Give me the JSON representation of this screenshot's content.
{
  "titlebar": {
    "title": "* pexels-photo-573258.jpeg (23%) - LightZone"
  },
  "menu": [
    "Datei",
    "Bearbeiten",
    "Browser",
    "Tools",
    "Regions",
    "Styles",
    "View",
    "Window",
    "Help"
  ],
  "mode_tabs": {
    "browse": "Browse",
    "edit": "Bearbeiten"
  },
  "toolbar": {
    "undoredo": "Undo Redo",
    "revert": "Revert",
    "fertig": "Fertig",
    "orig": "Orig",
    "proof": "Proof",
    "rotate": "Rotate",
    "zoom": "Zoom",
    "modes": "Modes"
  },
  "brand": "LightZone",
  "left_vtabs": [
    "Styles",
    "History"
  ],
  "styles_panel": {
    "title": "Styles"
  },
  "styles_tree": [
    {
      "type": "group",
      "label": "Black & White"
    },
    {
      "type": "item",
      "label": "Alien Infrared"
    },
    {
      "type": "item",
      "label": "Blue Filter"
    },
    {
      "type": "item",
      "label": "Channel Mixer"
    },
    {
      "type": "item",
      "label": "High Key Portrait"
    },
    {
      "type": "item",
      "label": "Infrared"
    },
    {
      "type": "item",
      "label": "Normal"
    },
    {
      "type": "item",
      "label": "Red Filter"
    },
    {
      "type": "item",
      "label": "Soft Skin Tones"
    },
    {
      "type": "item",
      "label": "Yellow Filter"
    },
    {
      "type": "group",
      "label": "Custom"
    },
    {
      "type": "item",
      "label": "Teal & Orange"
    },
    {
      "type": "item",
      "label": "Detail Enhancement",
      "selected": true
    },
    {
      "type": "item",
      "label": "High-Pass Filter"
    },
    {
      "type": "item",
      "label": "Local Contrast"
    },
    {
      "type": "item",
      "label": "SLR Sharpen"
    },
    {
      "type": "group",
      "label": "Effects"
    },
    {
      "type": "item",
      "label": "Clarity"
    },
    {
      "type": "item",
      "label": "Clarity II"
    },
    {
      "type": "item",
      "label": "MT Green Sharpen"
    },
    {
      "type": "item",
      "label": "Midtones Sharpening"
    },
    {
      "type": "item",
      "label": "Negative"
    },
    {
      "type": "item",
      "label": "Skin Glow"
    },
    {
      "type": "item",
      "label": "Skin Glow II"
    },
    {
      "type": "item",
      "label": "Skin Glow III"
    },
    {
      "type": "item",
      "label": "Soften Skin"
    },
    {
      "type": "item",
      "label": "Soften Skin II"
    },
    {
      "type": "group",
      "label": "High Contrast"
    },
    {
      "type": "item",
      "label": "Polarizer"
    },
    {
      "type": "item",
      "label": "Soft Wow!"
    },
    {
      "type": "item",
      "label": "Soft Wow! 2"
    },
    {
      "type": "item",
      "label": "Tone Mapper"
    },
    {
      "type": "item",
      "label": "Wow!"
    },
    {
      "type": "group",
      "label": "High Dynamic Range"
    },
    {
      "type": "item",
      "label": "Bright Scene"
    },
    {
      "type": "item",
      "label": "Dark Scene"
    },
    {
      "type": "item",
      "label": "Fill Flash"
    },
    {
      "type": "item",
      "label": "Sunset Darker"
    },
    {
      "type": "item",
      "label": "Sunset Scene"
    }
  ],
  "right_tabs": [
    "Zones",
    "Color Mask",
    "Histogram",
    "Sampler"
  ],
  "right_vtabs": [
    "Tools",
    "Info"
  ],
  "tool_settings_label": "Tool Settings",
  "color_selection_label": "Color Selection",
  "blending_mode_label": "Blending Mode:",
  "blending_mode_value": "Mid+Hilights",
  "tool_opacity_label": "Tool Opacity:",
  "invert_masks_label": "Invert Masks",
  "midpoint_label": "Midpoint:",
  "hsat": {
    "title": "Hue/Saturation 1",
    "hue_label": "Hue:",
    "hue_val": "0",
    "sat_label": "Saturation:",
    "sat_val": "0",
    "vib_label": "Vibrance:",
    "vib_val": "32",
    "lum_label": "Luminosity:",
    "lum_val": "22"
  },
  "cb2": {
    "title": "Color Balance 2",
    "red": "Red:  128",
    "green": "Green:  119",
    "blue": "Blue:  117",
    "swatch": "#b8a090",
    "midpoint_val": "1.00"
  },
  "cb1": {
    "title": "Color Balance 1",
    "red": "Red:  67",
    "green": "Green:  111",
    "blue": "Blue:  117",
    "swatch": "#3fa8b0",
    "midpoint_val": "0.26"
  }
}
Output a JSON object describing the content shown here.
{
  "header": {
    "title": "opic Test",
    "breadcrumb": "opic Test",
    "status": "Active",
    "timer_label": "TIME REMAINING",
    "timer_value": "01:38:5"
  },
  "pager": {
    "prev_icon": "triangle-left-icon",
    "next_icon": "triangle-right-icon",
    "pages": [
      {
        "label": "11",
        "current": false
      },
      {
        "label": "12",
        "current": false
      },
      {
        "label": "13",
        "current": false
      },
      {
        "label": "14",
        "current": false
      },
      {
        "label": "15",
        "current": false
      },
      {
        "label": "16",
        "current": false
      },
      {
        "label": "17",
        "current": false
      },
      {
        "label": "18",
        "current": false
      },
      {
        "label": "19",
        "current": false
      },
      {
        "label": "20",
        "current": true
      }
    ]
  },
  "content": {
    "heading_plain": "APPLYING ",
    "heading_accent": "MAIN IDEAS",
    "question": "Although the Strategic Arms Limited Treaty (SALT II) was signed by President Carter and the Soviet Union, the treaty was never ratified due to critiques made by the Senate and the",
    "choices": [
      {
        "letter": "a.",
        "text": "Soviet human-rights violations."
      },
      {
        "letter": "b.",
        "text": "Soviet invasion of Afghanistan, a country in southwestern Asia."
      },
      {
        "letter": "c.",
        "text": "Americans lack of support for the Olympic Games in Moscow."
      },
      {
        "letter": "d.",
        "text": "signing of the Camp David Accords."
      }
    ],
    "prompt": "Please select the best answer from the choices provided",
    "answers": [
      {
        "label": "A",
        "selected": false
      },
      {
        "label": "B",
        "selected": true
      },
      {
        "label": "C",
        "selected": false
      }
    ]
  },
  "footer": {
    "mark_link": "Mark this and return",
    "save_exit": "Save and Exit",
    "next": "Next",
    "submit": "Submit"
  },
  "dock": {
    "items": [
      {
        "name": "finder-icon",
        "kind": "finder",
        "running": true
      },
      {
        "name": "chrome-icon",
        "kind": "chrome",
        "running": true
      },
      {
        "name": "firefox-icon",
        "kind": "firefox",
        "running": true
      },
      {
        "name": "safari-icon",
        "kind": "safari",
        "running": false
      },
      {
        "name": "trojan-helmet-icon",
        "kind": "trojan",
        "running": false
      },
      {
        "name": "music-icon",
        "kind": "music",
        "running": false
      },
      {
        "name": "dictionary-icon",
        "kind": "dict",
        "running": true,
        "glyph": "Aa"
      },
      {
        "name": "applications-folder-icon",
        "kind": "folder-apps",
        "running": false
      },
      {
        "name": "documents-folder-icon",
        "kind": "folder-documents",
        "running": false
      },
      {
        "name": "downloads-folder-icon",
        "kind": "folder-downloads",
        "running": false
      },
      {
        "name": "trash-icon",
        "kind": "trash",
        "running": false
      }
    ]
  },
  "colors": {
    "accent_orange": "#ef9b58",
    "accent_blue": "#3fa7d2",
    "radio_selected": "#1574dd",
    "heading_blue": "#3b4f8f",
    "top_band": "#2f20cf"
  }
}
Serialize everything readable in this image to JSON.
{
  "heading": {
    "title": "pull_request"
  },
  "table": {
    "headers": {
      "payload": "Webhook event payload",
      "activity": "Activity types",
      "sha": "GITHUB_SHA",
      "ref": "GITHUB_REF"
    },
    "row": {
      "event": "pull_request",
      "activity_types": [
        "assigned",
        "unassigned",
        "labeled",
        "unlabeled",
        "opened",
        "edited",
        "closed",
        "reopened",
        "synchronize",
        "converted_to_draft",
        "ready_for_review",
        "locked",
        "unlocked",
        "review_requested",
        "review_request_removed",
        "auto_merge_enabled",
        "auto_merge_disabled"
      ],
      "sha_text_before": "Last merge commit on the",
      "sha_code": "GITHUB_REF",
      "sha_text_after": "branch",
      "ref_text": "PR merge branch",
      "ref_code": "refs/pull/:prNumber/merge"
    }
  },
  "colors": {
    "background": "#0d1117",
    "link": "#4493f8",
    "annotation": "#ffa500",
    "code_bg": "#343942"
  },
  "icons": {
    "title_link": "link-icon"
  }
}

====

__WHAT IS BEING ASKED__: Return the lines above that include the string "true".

__SOLUTION TO THE PROBLEM__:
      "selected": true
        "current": true
        "selected": true
        "running": true
        "running": true
        "running": true
        "running": true,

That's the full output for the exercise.